We learn about the world by drawing rich, abstract inductive inferences that go beyond what we can observe, and what we observe often originates from representations of the world that reside in other people’s minds. What we know about the world is therefore heavily mediated by what others know about the world, and importantly, we also have the ability to affect what others know by sharing our own knowledge with them. In our everyday interactions with people around us, we seem to have an intuitive grasp of what kind of information to seek and to provide.
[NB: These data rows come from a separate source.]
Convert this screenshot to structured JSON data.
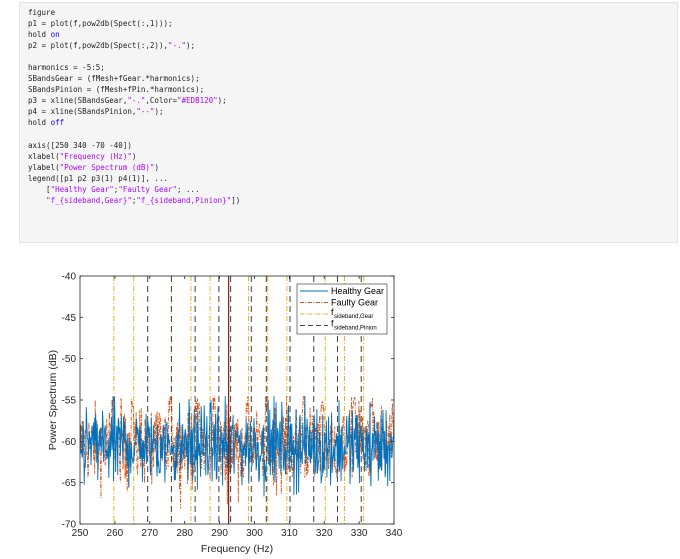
{
  "code": {
    "lines": [
      [
        {
          "t": "figure"
        }
      ],
      [
        {
          "t": "p1 = plot(f,pow2db(Spect(:,1)));"
        }
      ],
      [
        {
          "t": "hold "
        },
        {
          "t": "on",
          "c": "kw"
        }
      ],
      [
        {
          "t": "p2 = plot(f,pow2db(Spect(:,2)),"
        },
        {
          "t": "\"-.\"",
          "c": "str"
        },
        {
          "t": ");"
        }
      ],
      [],
      [
        {
          "t": "harmonics = -5:5;"
        }
      ],
      [
        {
          "t": "SBandsGear = (fMesh+fGear.*harmonics);"
        }
      ],
      [
        {
          "t": "SBandsPinion = (fMesh+fPin.*harmonics);"
        }
      ],
      [
        {
          "t": "p3 = xline(SBandsGear,"
        },
        {
          "t": "\"-.\"",
          "c": "str"
        },
        {
          "t": ",Color="
        },
        {
          "t": "\"#EDB120\"",
          "c": "str"
        },
        {
          "t": ");"
        }
      ],
      [
        {
          "t": "p4 = xline(SBandsPinion,"
        },
        {
          "t": "\"--\"",
          "c": "str"
        },
        {
          "t": ");"
        }
      ],
      [
        {
          "t": "hold "
        },
        {
          "t": "off",
          "c": "kw"
        }
      ],
      [],
      [
        {
          "t": "axis([250 340 -70 -40])"
        }
      ],
      [
        {
          "t": "xlabel("
        },
        {
          "t": "\"Frequency (Hz)\"",
          "c": "str"
        },
        {
          "t": ")"
        }
      ],
      [
        {
          "t": "ylabel("
        },
        {
          "t": "\"Power Spectrum (dB)\"",
          "c": "str"
        },
        {
          "t": ")"
        }
      ],
      [
        {
          "t": "legend([p1 p2 p3(1) p4(1)], ..."
        }
      ],
      [
        {
          "t": "    ["
        },
        {
          "t": "\"Healthy Gear\"",
          "c": "str"
        },
        {
          "t": ";"
        },
        {
          "t": "\"Faulty Gear\"",
          "c": "str"
        },
        {
          "t": "; ..."
        }
      ],
      [
        {
          "t": "    "
        },
        {
          "t": "\"f_{sideband,Gear}\"",
          "c": "str"
        },
        {
          "t": ";"
        },
        {
          "t": "\"f_{sideband,Pinion}\"",
          "c": "str"
        },
        {
          "t": "])"
        }
      ]
    ]
  },
  "chart_data": {
    "type": "line",
    "xlabel": "Frequency (Hz)",
    "ylabel": "Power Spectrum (dB)",
    "xlim": [
      250,
      340
    ],
    "ylim": [
      -70,
      -40
    ],
    "xticks": [
      250,
      260,
      270,
      280,
      290,
      300,
      310,
      320,
      330,
      340
    ],
    "yticks": [
      -40,
      -45,
      -50,
      -55,
      -60,
      -65,
      -70
    ],
    "grid": false,
    "legend_position": "top-right",
    "legend": [
      {
        "label": "Healthy Gear",
        "color": "#0072BD",
        "dash": "solid"
      },
      {
        "label": "Faulty Gear",
        "color": "#D95319",
        "dash": "dashdot"
      },
      {
        "label_main": "f",
        "label_sub": "sideband,Gear",
        "color": "#EDB120",
        "dash": "dashdot"
      },
      {
        "label_main": "f",
        "label_sub": "sideband,Pinion",
        "color": "#404040",
        "dash": "dashed"
      }
    ],
    "series_colors": {
      "healthy": "#0072BD",
      "faulty": "#D95319",
      "sideband_gear": "#EDB120",
      "sideband_pinion": "#404040"
    },
    "series": [
      {
        "name": "Healthy Gear",
        "x_range": [
          250,
          340
        ],
        "points": 600,
        "mean": -60.5,
        "spread": 3.2,
        "min": -68.5,
        "max": -54.5
      },
      {
        "name": "Faulty Gear",
        "x_range": [
          250,
          340
        ],
        "points": 600,
        "mean": -60.5,
        "spread": 3.2,
        "min": -68.5,
        "max": -54.5,
        "peaks": [
          259.5,
          265,
          276,
          284,
          288.5,
          298,
          303.5,
          314,
          319.5,
          328.5,
          333.5
        ]
      },
      {
        "name": "f_{sideband,Gear}",
        "xlines": [
          259.7,
          265.4,
          276.2,
          281.8,
          287.3,
          298.3,
          303.8,
          309.3,
          320.3,
          325.8,
          331.3
        ]
      },
      {
        "name": "f_{sideband,Pinion}",
        "xlines": [
          269.4,
          276.2,
          283.0,
          289.8,
          299.1,
          303.4,
          310.2,
          317.0,
          323.8,
          330.6
        ]
      }
    ],
    "center_line_x": 292.6
  }
}
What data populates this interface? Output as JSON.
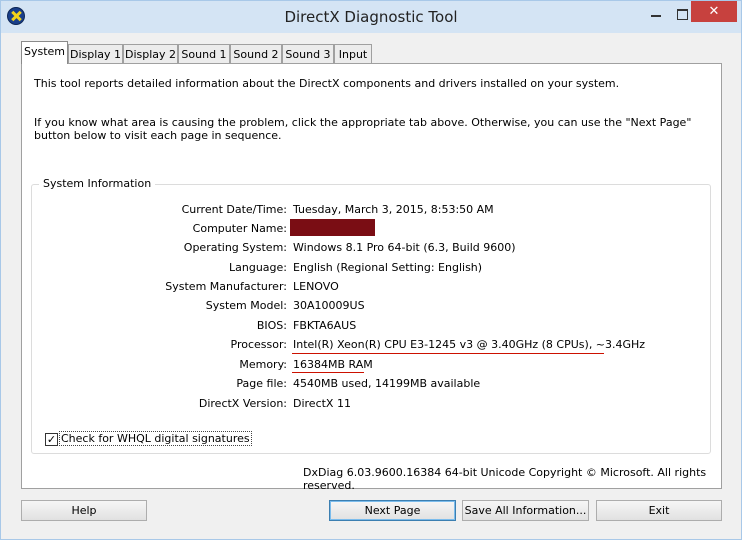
{
  "window": {
    "title": "DirectX Diagnostic Tool",
    "close_glyph": "✕"
  },
  "tabs": [
    {
      "label": "System"
    },
    {
      "label": "Display 1"
    },
    {
      "label": "Display 2"
    },
    {
      "label": "Sound 1"
    },
    {
      "label": "Sound 2"
    },
    {
      "label": "Sound 3"
    },
    {
      "label": "Input"
    }
  ],
  "intro": {
    "line1": "This tool reports detailed information about the DirectX components and drivers installed on your system.",
    "line2": "If you know what area is causing the problem, click the appropriate tab above.  Otherwise, you can use the \"Next Page\" button below to visit each page in sequence."
  },
  "system_info": {
    "group_label": "System Information",
    "rows": [
      {
        "label": "Current Date/Time:",
        "value": "Tuesday, March 3, 2015, 8:53:50 AM"
      },
      {
        "label": "Computer Name:",
        "value": ""
      },
      {
        "label": "Operating System:",
        "value": "Windows 8.1 Pro 64-bit (6.3, Build 9600)"
      },
      {
        "label": "Language:",
        "value": "English (Regional Setting: English)"
      },
      {
        "label": "System Manufacturer:",
        "value": "LENOVO"
      },
      {
        "label": "System Model:",
        "value": "30A10009US"
      },
      {
        "label": "BIOS:",
        "value": "FBKTA6AUS"
      },
      {
        "label": "Processor:",
        "value": "Intel(R) Xeon(R) CPU E3-1245 v3 @ 3.40GHz (8 CPUs), ~3.4GHz"
      },
      {
        "label": "Memory:",
        "value": "16384MB RAM"
      },
      {
        "label": "Page file:",
        "value": "4540MB used, 14199MB available"
      },
      {
        "label": "DirectX Version:",
        "value": "DirectX 11"
      }
    ]
  },
  "whql": {
    "label": "Check for WHQL digital signatures",
    "checked": true,
    "check_glyph": "✓"
  },
  "footer": {
    "copyright": "DxDiag 6.03.9600.16384 64-bit Unicode  Copyright © Microsoft. All rights reserved."
  },
  "buttons": {
    "help": "Help",
    "next_page": "Next Page",
    "save_all": "Save All Information...",
    "exit": "Exit"
  },
  "colors": {
    "redaction": "#7a0d14",
    "underline": "#cc1100",
    "close_button": "#c7413e"
  }
}
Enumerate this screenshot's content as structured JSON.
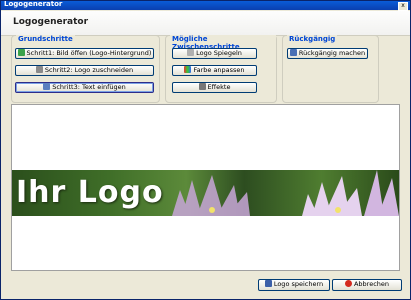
{
  "window": {
    "title": "Logogenerator",
    "close_glyph": "x"
  },
  "header": {
    "title": "Logogenerator"
  },
  "groups": {
    "basic": {
      "title": "Grundschritte",
      "buttons": [
        {
          "label": "Schritt1: Bild öffen (Logo-Hintergrund)",
          "icon": "open-image-icon"
        },
        {
          "label": "Schritt2: Logo zuschneiden",
          "icon": "crop-icon"
        },
        {
          "label": "Schritt3: Text einfügen",
          "icon": "text-icon"
        }
      ]
    },
    "optional": {
      "title": "Mögliche Zwischenschritte",
      "buttons": [
        {
          "label": "Logo Spiegeln",
          "icon": "mirror-icon"
        },
        {
          "label": "Farbe anpassen",
          "icon": "color-icon"
        },
        {
          "label": "Effekte",
          "icon": "effects-icon"
        }
      ]
    },
    "undo": {
      "title": "Rückgängig",
      "buttons": [
        {
          "label": "Rückgängig machen",
          "icon": "undo-icon"
        }
      ]
    }
  },
  "preview": {
    "logo_text": "Ihr Logo"
  },
  "footer": {
    "save_label": "Logo speichern",
    "cancel_label": "Abbrechen"
  },
  "colors": {
    "accent": "#0046d5",
    "titlebar": "#0a3fb0"
  }
}
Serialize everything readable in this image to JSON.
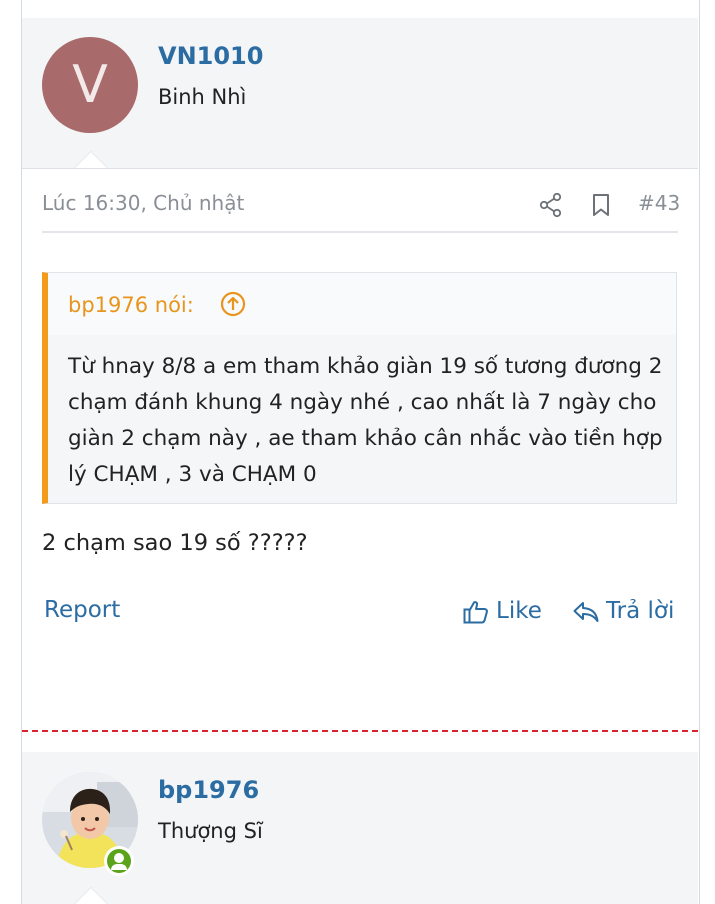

The Social Learning Lab (SLL) aims to understand the cognitive and the neural mechanisms that underlie the communicative interactions we experience in our everyday lives: between a teacher and a student, a caregiver and a child, or any provider of information and its recipient. In particular, the ways in which young children learn from others provide a unique window to the interface between our ability to draw rational, inductive inferences and our ability to understand others’ thoughts and behaviors (Theory of Mind). Furthermore, our research interests extend to the representations and the inferential processes involved in reasoning about the costs, values, and utilities of informational transfer, a critically important ability for deciding when to learn from whom, about what.
Our projects will employ a wide range of methods (e.g., behavioral experiments, fMRI) with human subjects of all ages (from infants to adults). Using diverse approaches, we hope to make progress towards a full description of the cognitive and neural mechanisms that allow these informative interactions to occur, both in the minds of the learners, and in the minds of the teachers.
Joining our lab
The lab welcomes motivated, enthusiastic individuals who would like to join the journey. We are currently looking for undergraduate research assistants. The current projects in the lab investigate how children and adults learn from others and teach others, how they make altruistic decisions for others, and how they think about their own minds and the minds of others. Some projects involve testing young children (2 – 6 yrs) at the Bing Nursery School or at a local museum; other projects involve behavioral and neuroimaging (fMRI) experiments with adults.
As a research assistant, you will help out with developing materials for studies, subject recruitment, and running experiments with children and adults. Some assistants may aid with fMRI scans (separate training required). Minimal commitment is 8-10 hours/week for at least two quarters and preferably longer!
Ideal candidates will be reliable, highly motivated, and detail-oriented. Previous research experience and/or working with children are not necessary but preferable. Research assistants can work for course credit (PSYCH 195), work-study, or volunteer. To apply, please send a resume and brief statement of interest to sll [dot] stanford [at] gmail [dot] com.